> **What you need to do**: Which of the lines below include "items"? Each one should be copied out.

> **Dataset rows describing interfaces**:
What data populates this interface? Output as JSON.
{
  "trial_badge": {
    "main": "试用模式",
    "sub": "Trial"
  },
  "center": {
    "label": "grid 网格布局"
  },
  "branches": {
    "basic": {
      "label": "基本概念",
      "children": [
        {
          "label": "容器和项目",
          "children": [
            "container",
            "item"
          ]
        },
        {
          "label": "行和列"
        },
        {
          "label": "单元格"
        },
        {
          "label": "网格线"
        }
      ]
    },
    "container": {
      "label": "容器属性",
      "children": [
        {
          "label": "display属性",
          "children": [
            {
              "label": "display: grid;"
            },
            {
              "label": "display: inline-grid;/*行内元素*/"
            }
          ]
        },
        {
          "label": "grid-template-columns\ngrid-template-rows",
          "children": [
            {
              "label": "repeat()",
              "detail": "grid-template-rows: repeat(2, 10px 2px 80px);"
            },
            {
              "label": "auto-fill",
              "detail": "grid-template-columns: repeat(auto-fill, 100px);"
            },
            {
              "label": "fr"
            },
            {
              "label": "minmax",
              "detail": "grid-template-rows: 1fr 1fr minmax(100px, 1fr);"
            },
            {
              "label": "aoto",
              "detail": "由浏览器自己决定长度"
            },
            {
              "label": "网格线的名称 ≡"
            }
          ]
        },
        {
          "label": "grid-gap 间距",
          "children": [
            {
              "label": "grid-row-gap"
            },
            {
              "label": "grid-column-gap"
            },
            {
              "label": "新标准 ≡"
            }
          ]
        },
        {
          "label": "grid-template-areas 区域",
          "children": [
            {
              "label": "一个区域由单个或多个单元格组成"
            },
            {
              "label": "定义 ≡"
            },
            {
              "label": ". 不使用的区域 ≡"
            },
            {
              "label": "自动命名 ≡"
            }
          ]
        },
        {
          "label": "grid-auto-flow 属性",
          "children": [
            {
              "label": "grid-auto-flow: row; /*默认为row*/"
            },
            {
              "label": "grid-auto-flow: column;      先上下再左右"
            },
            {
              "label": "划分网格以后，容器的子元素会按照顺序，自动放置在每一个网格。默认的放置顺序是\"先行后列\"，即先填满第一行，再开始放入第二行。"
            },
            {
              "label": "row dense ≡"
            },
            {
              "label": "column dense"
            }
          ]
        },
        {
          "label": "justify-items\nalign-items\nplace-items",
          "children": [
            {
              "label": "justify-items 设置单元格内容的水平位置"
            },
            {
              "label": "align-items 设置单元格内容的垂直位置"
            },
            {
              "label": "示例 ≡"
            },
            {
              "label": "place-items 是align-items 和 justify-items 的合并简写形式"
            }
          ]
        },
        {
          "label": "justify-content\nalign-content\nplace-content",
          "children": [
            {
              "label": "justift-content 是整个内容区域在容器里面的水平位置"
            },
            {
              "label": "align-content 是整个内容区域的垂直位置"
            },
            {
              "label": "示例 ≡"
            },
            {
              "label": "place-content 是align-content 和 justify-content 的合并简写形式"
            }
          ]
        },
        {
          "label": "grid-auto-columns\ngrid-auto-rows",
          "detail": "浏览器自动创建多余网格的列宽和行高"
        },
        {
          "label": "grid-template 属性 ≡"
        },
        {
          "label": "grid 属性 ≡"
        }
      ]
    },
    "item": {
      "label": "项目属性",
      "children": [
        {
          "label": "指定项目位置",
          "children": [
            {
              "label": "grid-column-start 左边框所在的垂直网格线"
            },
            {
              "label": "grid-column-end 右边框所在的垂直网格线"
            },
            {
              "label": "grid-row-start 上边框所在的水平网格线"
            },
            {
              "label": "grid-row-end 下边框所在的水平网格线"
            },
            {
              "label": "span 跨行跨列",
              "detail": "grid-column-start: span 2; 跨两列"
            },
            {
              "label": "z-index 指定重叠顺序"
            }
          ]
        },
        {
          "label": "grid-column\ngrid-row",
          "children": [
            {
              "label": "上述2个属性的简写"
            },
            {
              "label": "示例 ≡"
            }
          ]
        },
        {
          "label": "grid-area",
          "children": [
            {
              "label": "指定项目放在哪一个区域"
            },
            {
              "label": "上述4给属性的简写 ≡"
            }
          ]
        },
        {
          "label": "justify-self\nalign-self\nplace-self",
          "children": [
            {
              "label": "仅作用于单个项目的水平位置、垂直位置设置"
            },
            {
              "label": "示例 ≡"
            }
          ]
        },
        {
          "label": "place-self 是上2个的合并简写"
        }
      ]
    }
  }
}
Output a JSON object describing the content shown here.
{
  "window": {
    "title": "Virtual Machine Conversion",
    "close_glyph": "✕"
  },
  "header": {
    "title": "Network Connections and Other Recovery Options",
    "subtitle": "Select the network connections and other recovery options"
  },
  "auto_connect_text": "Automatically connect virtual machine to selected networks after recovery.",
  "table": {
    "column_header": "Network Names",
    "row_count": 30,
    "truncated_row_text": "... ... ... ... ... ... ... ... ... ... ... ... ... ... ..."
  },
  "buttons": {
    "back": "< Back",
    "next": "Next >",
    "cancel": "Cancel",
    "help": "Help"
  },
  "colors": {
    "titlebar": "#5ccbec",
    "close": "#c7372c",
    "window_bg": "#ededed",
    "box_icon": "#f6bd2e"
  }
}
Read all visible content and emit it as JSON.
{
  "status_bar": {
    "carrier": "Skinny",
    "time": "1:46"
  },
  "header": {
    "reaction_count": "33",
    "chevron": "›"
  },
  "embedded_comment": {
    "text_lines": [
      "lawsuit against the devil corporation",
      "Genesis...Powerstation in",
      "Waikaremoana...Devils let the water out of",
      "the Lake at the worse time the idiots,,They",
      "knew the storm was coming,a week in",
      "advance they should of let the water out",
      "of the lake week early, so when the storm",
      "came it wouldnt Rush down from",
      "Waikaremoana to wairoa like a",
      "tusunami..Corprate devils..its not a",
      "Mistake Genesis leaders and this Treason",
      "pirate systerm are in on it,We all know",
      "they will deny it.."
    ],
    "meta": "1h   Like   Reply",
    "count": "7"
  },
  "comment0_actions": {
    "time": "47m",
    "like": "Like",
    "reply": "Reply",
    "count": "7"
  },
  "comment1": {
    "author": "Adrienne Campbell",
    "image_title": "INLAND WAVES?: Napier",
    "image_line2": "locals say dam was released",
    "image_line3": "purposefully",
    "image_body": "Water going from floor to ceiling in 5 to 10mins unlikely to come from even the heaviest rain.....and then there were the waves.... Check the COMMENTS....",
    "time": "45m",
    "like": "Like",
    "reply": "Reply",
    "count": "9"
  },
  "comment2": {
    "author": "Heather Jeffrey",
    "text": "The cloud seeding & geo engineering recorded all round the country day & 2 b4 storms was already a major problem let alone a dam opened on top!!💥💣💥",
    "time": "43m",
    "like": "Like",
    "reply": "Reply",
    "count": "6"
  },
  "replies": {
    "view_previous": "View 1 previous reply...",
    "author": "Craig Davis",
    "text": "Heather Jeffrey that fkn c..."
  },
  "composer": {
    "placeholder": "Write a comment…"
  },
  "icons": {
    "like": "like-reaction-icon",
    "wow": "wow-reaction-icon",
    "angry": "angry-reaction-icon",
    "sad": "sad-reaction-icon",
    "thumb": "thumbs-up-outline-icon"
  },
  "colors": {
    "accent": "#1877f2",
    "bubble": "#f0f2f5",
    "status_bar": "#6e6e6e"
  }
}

> **Result**:
          "label": "justify-items\nalign-items\nplace-items",
              "label": "justify-items 设置单元格内容的水平位置"
              "label": "align-items 设置单元格内容的垂直位置"
              "label": "place-items 是align-items 和 justify-items 的合并简写形式"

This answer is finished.